## Your instructions
In the records below, find the lines that include "icon" and copy each.

## Material for this exercise
Segment Open

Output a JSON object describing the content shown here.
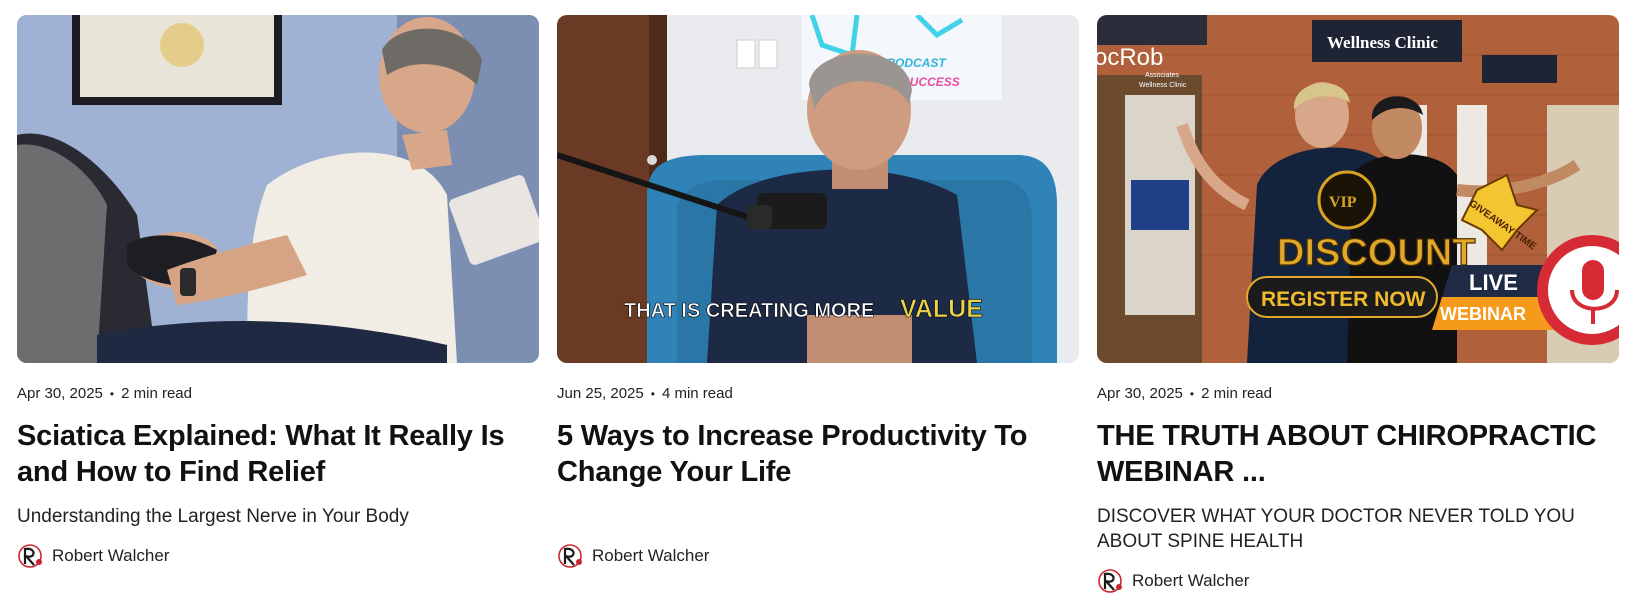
{
  "posts": [
    {
      "date": "Apr 30, 2025",
      "separator": "•",
      "read_time": "2 min read",
      "title": "Sciatica Explained: What It Really Is and How to Find Relief",
      "subtitle": "Understanding the Largest Nerve in Your Body",
      "author": "Robert Walcher"
    },
    {
      "date": "Jun 25, 2025",
      "separator": "•",
      "read_time": "4 min read",
      "title": "5 Ways to Increase Productivity To Change Your Life",
      "subtitle": "",
      "author": "Robert Walcher",
      "thumb_caption_a": "THAT IS CREATING MORE",
      "thumb_caption_b": "VALUE",
      "thumb_sign_a": "PODCAST",
      "thumb_sign_b": "TO SUCCESS"
    },
    {
      "date": "Apr 30, 2025",
      "separator": "•",
      "read_time": "2 min read",
      "title": "THE TRUTH ABOUT CHIROPRACTIC WEBINAR ...",
      "subtitle": "DISCOVER WHAT YOUR DOCTOR NEVER TOLD YOU ABOUT SPINE HEALTH",
      "author": "Robert Walcher",
      "thumb_sign": "Wellness Clinic",
      "thumb_doc": "ocRob",
      "thumb_doc_sub": "Associates",
      "thumb_doc_sub2": "Wellness Clinic",
      "thumb_vip": "VIP",
      "thumb_giveaway": "GIVEAWAY TIME",
      "thumb_discount": "DISCOUNT",
      "thumb_register": "REGISTER NOW",
      "thumb_live": "LIVE",
      "thumb_webinar": "WEBINAR"
    }
  ],
  "colors": {
    "text": "#111111",
    "accent_yellow": "#e8d34a",
    "webinar_orange": "#f59a1b",
    "mic_red": "#d62b35",
    "gold": "#d9a521"
  }
}
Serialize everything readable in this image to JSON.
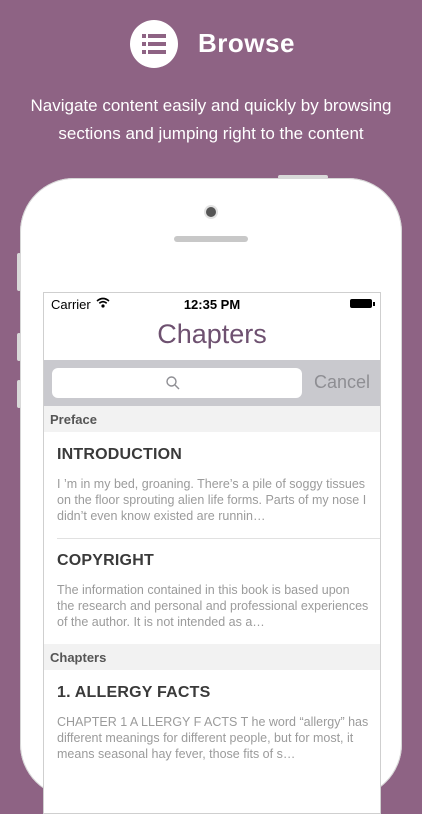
{
  "promo": {
    "title": "Browse",
    "description": "Navigate content easily and quickly by browsing sections and jumping right to the content",
    "logo_icon": "list-icon"
  },
  "status_bar": {
    "carrier": "Carrier",
    "time": "12:35 PM"
  },
  "nav": {
    "title": "Chapters"
  },
  "search": {
    "placeholder": "",
    "cancel_label": "Cancel"
  },
  "sections": [
    {
      "header": "Preface",
      "items": [
        {
          "title": "INTRODUCTION",
          "excerpt": "I ’m in my bed, groaning. There’s a pile of soggy tissues on the floor sprouting alien life forms. Parts of my nose I didn’t even know existed are runnin…"
        },
        {
          "title": "COPYRIGHT",
          "excerpt": "The information contained in this book is based upon the research and personal and professional experiences of the author. It is not intended as a…"
        }
      ]
    },
    {
      "header": "Chapters",
      "items": [
        {
          "title": "1. ALLERGY FACTS",
          "excerpt": "CHAPTER 1 A LLERGY F ACTS T he word “allergy” has different meanings for different people, but for most, it means seasonal hay fever, those fits of s…"
        }
      ]
    }
  ],
  "colors": {
    "background": "#8e6384",
    "accent": "#6e5170"
  }
}
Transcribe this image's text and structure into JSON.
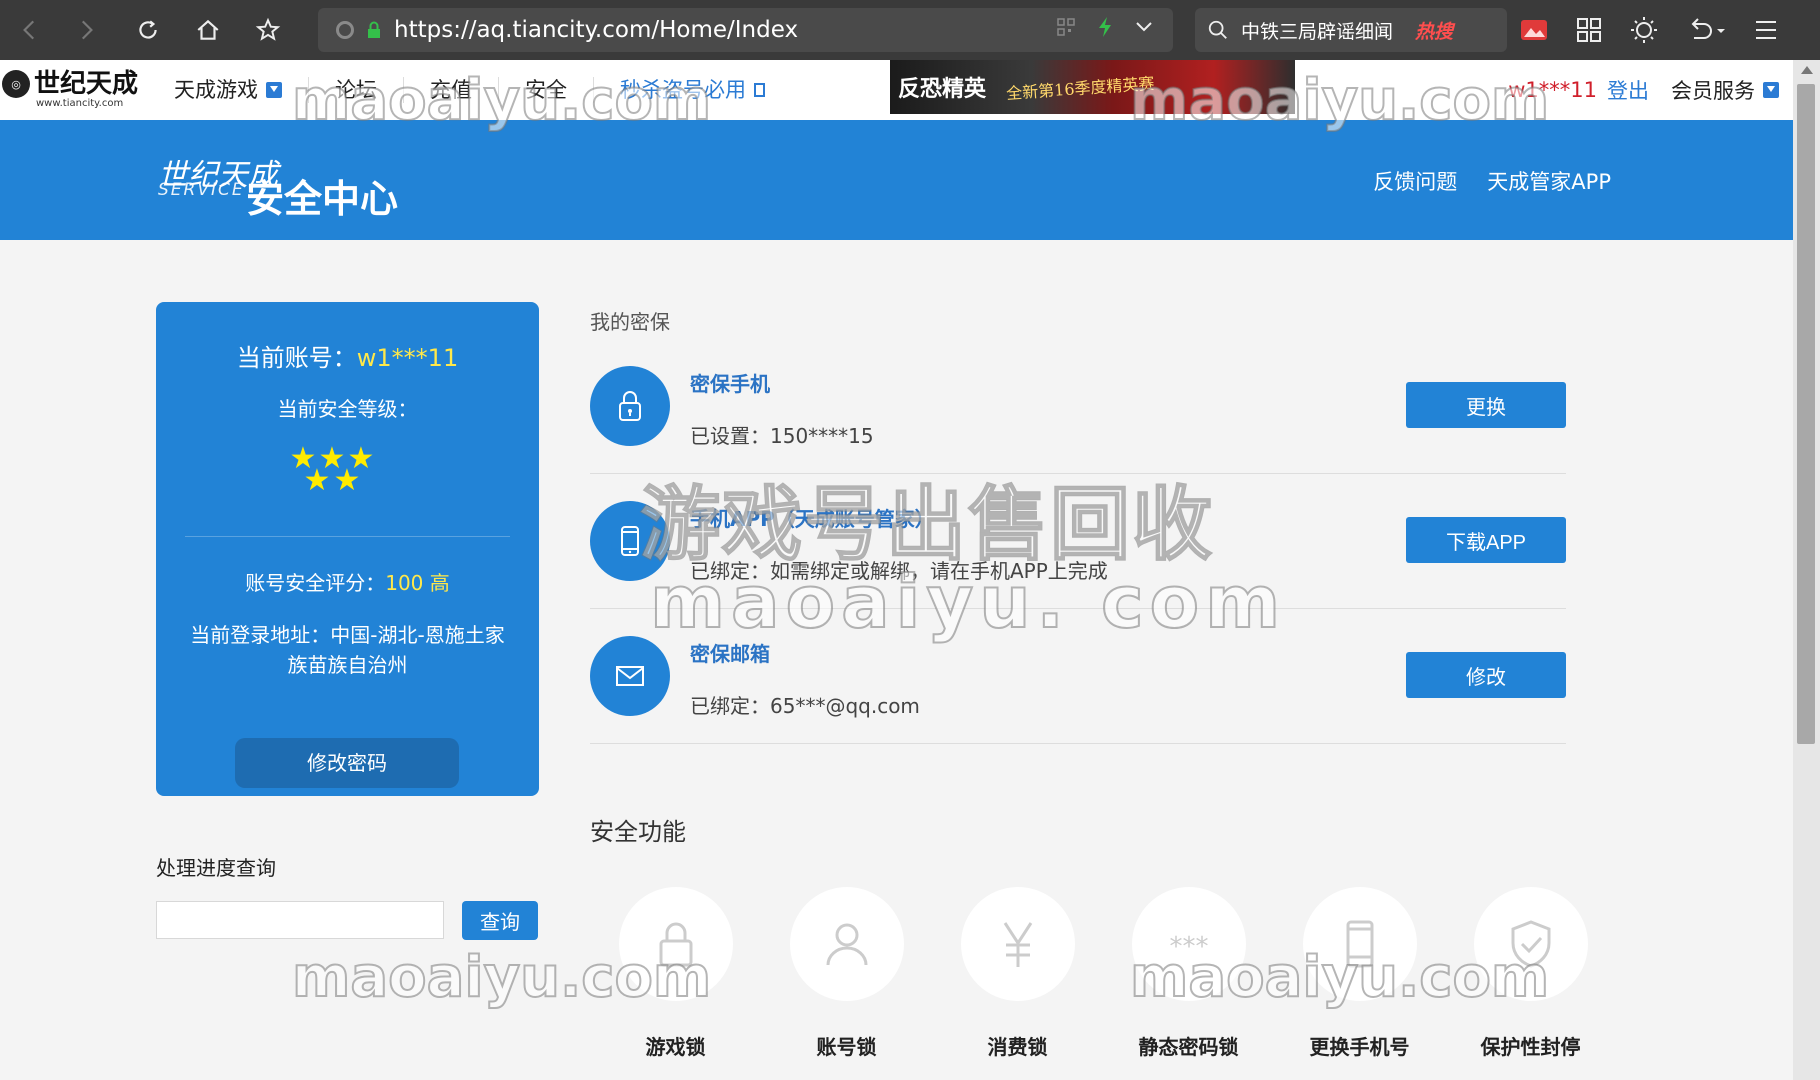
{
  "browser": {
    "url": "https://aq.tiancity.com/Home/Index",
    "search_query": "中铁三局辟谣细闻",
    "hot_label": "热搜"
  },
  "site": {
    "logo_text": "世纪天成",
    "logo_sub": "www.tiancity.com",
    "nav": [
      "天成游戏",
      "论坛",
      "充值",
      "安全"
    ],
    "promo": "秒杀盗号必用",
    "banner_title": "反恐精英",
    "banner_sub": "全新第16季度精英赛",
    "user": "w1***11",
    "logout": "登出",
    "member": "会员服务"
  },
  "header": {
    "brand_cn1": "世纪天成",
    "brand_en": "SERVICE",
    "brand_cn2": "安全中心",
    "links": [
      "反馈问题",
      "天成管家APP"
    ]
  },
  "account": {
    "label": "当前账号：",
    "value": "w1***11",
    "level_label": "当前安全等级：",
    "stars": 5,
    "score_label": "账号安全评分：",
    "score_value": "100 高",
    "address": "当前登录地址：中国-湖北-恩施土家族苗族自治州",
    "change_pwd": "修改密码"
  },
  "progress": {
    "title": "处理进度查询",
    "input_value": "",
    "button": "查询"
  },
  "security": {
    "title": "我的密保",
    "items": [
      {
        "icon": "lock-icon",
        "title": "密保手机",
        "desc": "已设置：150****15",
        "action": "更换"
      },
      {
        "icon": "phone-icon",
        "title": "手机APP（天成账号管家）",
        "desc": "已绑定：如需绑定或解绑，请在手机APP上完成",
        "action": "下载APP"
      },
      {
        "icon": "mail-icon",
        "title": "密保邮箱",
        "desc": "已绑定：65***@qq.com",
        "action": "修改"
      }
    ]
  },
  "features": {
    "title": "安全功能",
    "items": [
      {
        "icon": "lock-icon",
        "label": "游戏锁"
      },
      {
        "icon": "user-icon",
        "label": "账号锁"
      },
      {
        "icon": "yen-icon",
        "label": "消费锁"
      },
      {
        "icon": "asterisk-icon",
        "label": "静态密码锁"
      },
      {
        "icon": "phone-icon",
        "label": "更换手机号"
      },
      {
        "icon": "shield-icon",
        "label": "保护性封停"
      }
    ]
  },
  "watermarks": {
    "domain": "maoaiyu.com",
    "domain_spaced": "maoaiyu. com",
    "sale": "游戏号出售回收"
  },
  "colors": {
    "primary": "#2283d6",
    "highlight": "#ffe84a",
    "user_red": "#d01f2b"
  }
}
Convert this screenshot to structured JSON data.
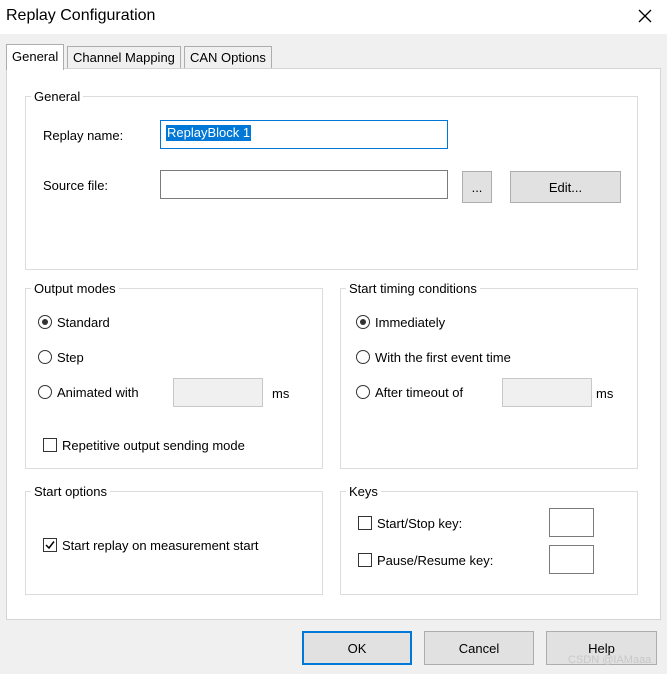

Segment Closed

## Answer section
    "logo_icon": "list-icon"
        "icon": "lock-icon",
        "icon": "phone-icon",
        "icon": "mail-icon",
        "icon": "lock-icon",
        "icon": "user-icon",
        "icon": "yen-icon",
        "icon": "asterisk-icon",
        "icon": "phone-icon",
        "icon": "shield-icon",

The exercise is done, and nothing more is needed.